## Data about app and page elements
::::::

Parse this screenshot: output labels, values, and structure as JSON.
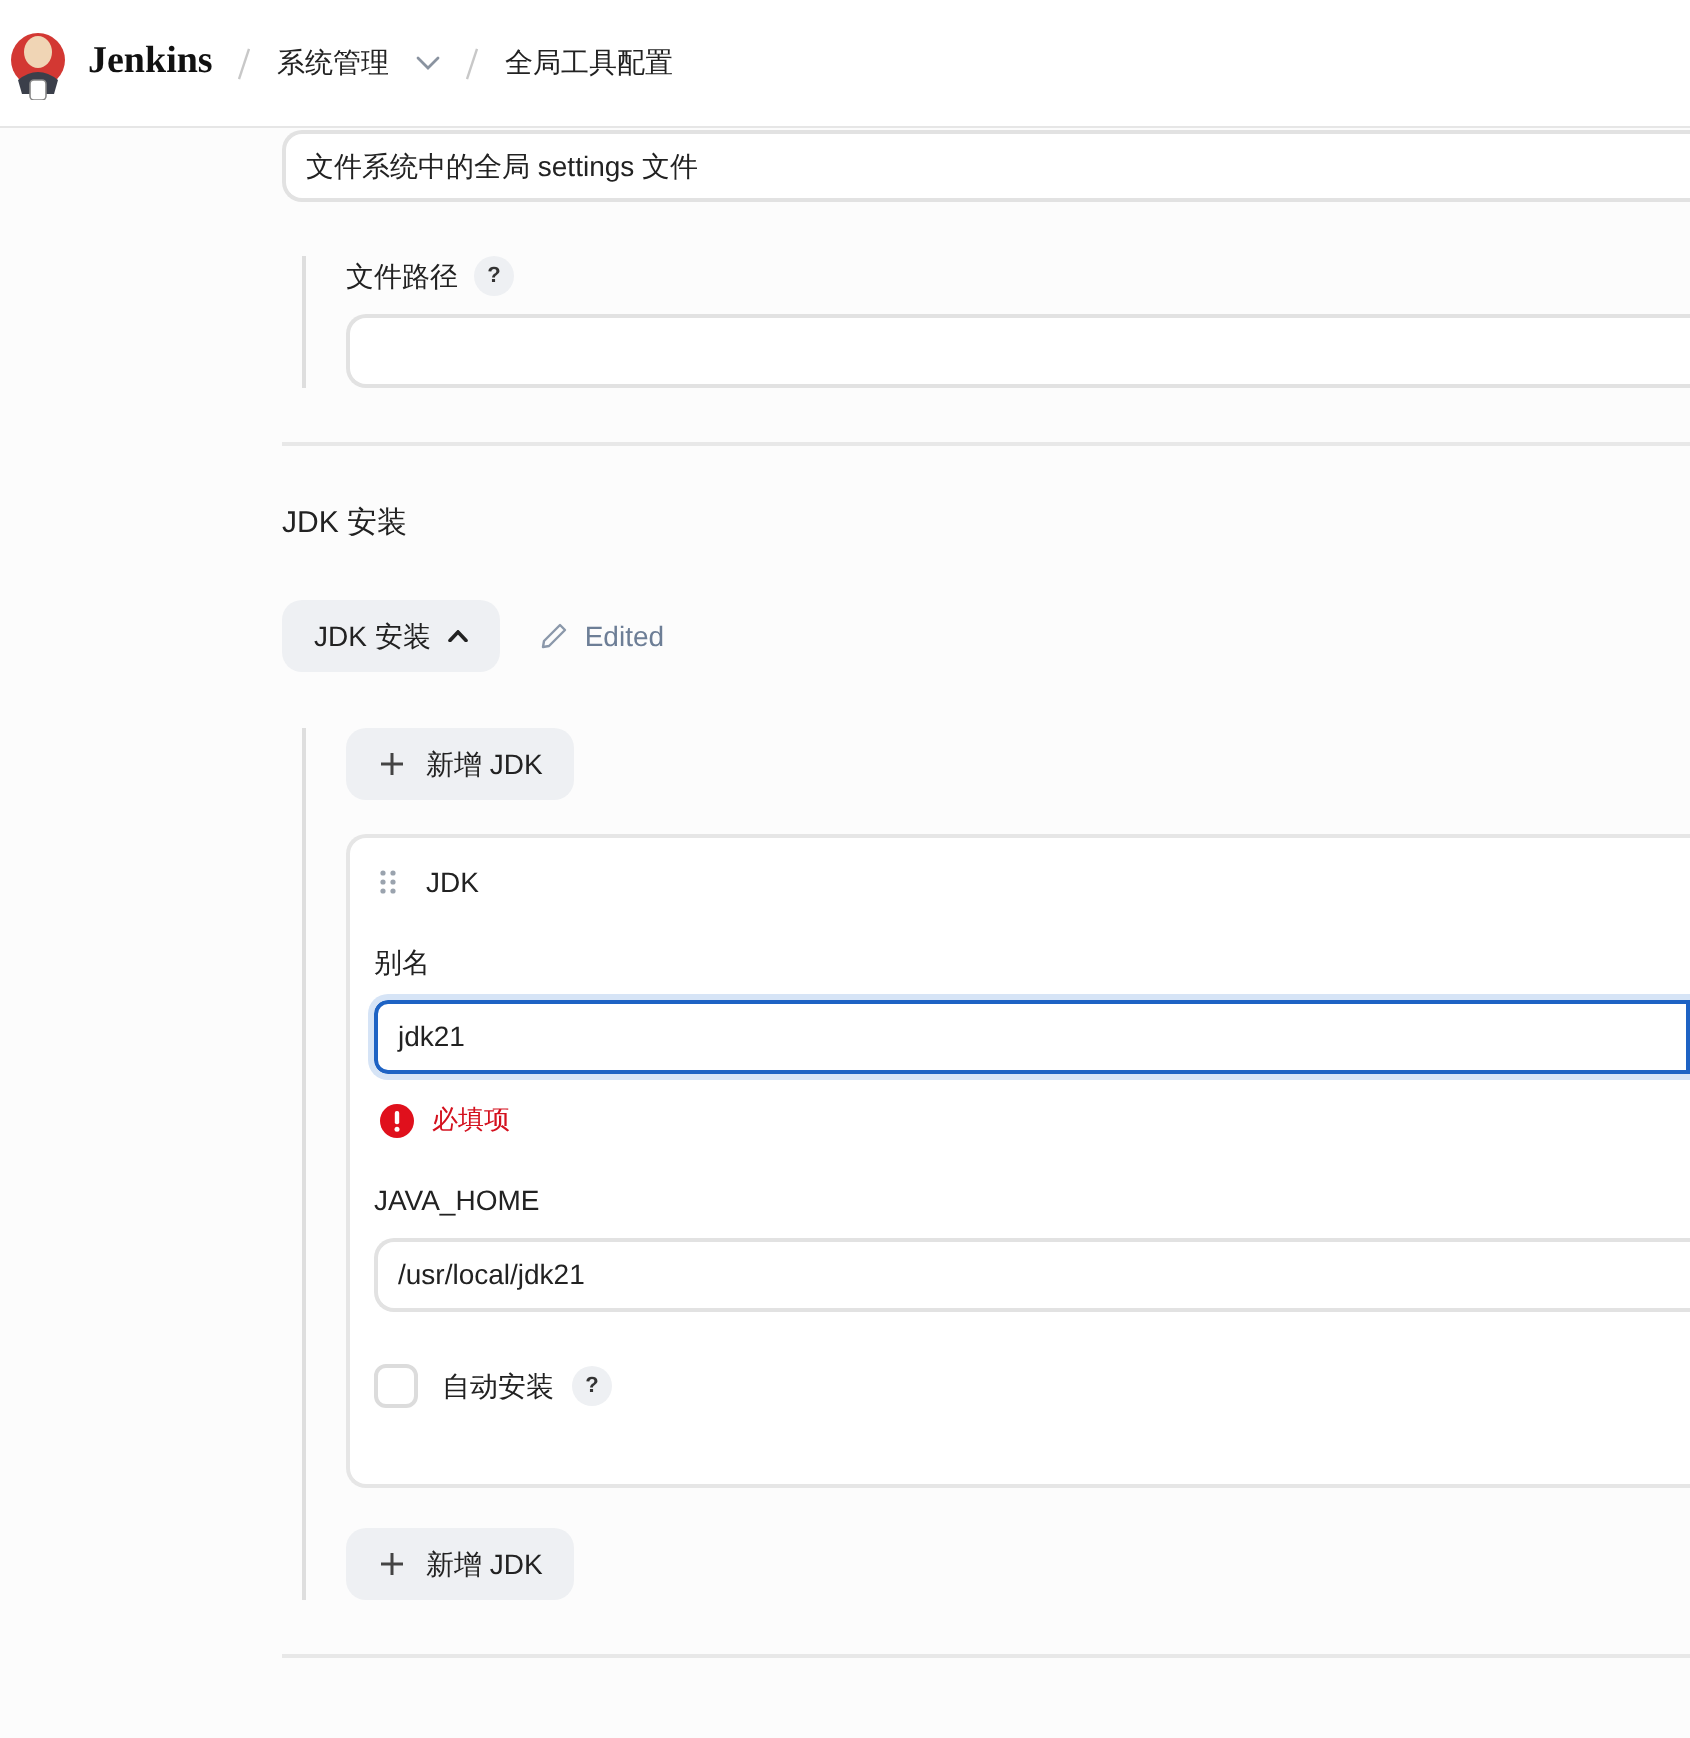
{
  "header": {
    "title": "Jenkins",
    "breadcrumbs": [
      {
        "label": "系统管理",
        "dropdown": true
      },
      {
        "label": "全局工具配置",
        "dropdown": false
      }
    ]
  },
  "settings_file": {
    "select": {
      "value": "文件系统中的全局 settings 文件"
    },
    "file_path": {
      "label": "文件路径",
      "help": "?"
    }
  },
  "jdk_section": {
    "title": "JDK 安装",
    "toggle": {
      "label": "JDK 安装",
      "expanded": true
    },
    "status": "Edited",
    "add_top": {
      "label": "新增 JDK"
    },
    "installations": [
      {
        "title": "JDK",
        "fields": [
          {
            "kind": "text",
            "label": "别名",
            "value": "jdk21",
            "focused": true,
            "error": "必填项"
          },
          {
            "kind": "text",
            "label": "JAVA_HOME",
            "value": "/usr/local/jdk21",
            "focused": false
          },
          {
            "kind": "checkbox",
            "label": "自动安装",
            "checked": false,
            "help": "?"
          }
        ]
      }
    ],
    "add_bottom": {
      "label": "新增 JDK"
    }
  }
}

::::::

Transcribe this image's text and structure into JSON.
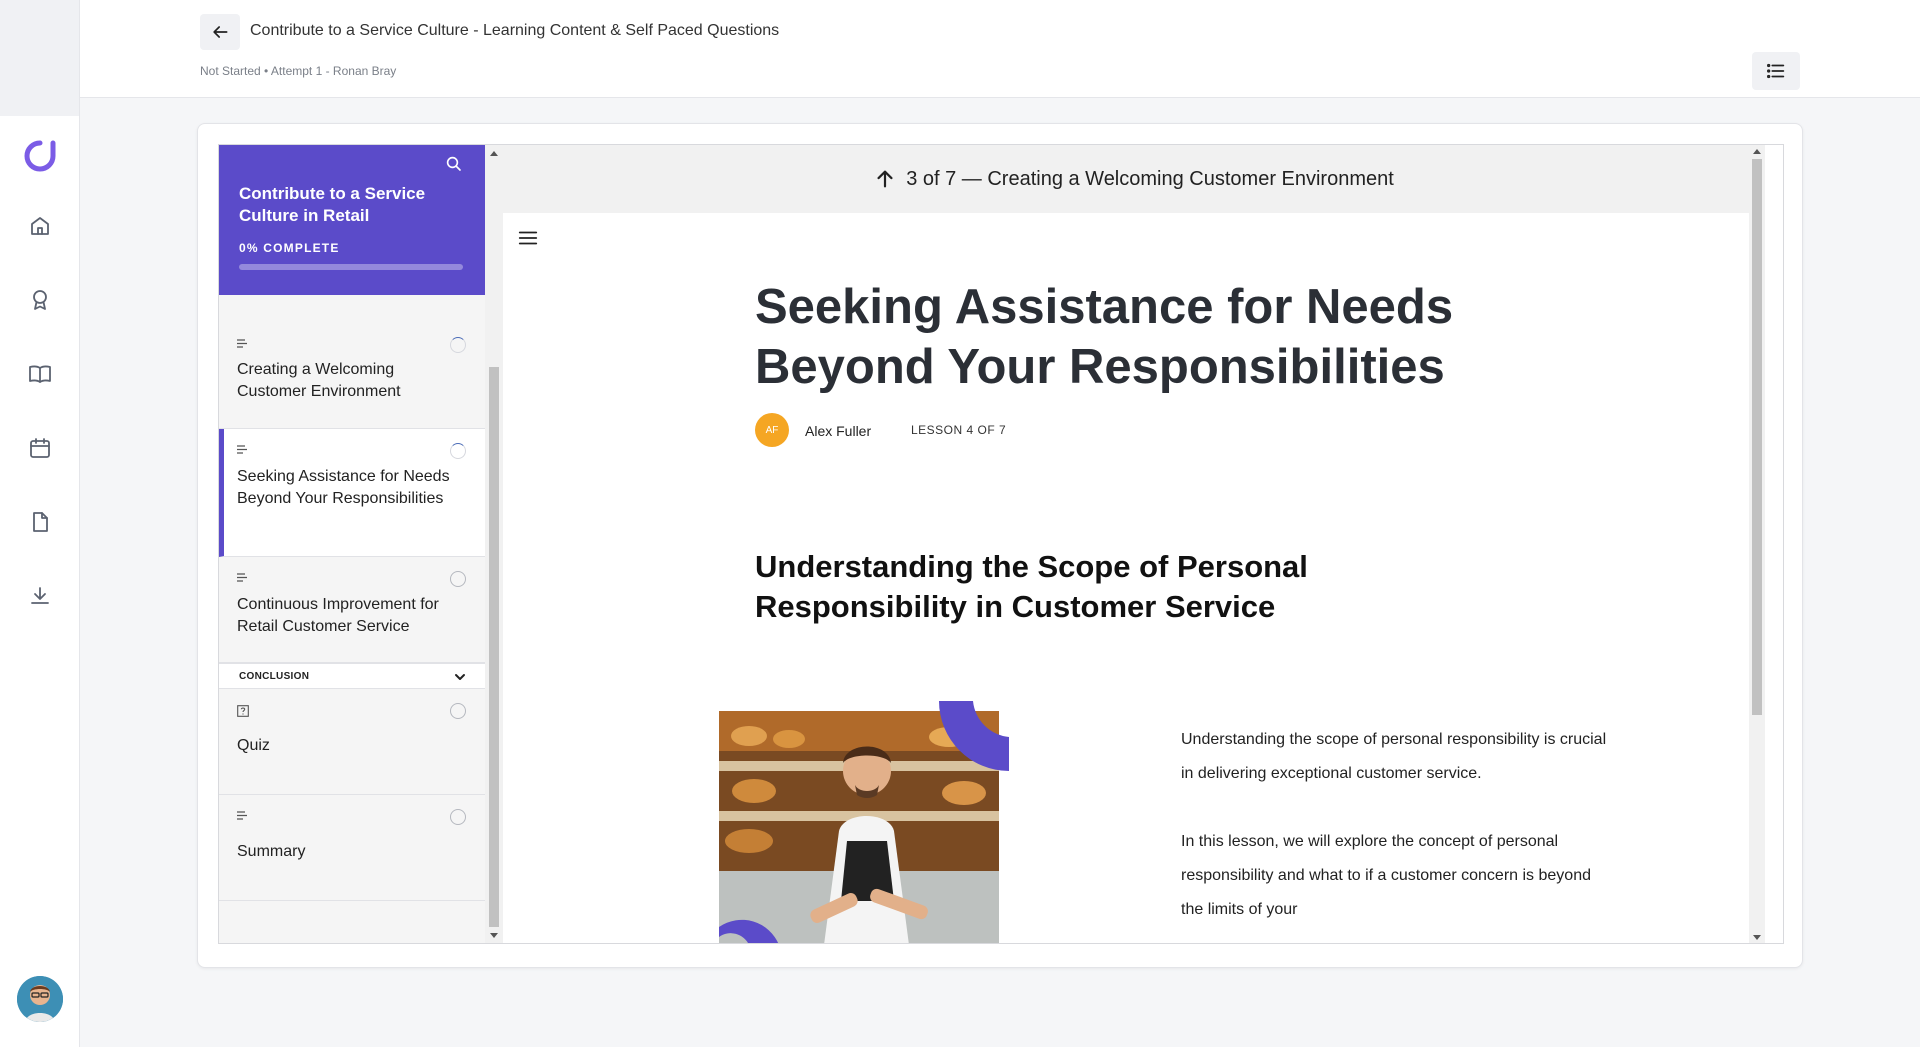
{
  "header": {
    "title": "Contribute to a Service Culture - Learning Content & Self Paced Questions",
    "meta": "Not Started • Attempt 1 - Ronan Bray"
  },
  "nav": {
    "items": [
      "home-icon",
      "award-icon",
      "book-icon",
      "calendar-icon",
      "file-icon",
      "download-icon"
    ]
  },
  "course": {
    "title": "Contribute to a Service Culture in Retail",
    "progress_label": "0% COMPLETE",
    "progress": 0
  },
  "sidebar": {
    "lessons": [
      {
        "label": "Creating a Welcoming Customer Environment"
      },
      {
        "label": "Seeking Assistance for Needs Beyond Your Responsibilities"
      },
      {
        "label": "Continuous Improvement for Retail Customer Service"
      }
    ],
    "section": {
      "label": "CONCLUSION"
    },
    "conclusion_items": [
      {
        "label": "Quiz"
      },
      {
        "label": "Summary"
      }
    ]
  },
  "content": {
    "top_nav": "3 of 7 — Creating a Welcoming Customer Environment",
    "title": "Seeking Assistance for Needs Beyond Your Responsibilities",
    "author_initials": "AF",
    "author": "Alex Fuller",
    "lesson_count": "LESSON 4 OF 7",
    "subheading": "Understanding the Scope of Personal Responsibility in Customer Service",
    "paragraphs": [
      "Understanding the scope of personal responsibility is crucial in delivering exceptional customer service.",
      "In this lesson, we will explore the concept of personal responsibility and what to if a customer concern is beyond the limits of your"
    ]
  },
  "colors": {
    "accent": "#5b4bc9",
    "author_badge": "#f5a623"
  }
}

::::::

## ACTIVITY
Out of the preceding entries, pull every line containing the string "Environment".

## EXPECTED ANSWER
        "label": "Creating a Welcoming Customer Environment"
    "top_nav": "3 of 7 — Creating a Welcoming Customer Environment",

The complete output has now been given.